▶ [EXERCISE GOAL] Every entry has to be output exactly, with none skipped.

▶ [RECORDS SHOWN]

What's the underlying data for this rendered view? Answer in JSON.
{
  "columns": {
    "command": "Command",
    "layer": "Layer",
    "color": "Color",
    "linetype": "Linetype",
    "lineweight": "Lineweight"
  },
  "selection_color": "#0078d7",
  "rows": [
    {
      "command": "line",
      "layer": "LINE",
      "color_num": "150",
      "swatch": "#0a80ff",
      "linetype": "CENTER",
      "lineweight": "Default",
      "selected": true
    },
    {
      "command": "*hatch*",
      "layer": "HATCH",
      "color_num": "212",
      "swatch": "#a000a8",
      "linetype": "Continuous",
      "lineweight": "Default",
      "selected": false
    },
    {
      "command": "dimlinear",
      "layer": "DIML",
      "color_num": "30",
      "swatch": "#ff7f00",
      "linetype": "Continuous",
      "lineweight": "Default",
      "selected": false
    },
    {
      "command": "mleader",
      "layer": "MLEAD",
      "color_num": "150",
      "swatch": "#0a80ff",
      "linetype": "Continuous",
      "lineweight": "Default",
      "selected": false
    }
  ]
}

▶ [YOUR RESPONSE]
What's the underlying data for this rendered view? Answer in JSON.
{
  "columns": {
    "command": "Command",
    "layer": "Layer",
    "color": "Color",
    "linetype": "Linetype",
    "lineweight": "Lineweight"
  },
  "selection_color": "#0078d7",
  "rows": [
    {
      "command": "line",
      "layer": "LINE",
      "color_num": "150",
      "swatch": "#0a80ff",
      "linetype": "CENTER",
      "lineweight": "Default",
      "selected": true
    },
    {
      "command": "*hatch*",
      "layer": "HATCH",
      "color_num": "212",
      "swatch": "#a000a8",
      "linetype": "Continuous",
      "lineweight": "Default",
      "selected": false
    },
    {
      "command": "dimlinear",
      "layer": "DIML",
      "color_num": "30",
      "swatch": "#ff7f00",
      "linetype": "Continuous",
      "lineweight": "Default",
      "selected": false
    },
    {
      "command": "mleader",
      "layer": "MLEAD",
      "color_num": "150",
      "swatch": "#0a80ff",
      "linetype": "Continuous",
      "lineweight": "Default",
      "selected": false
    }
  ]
}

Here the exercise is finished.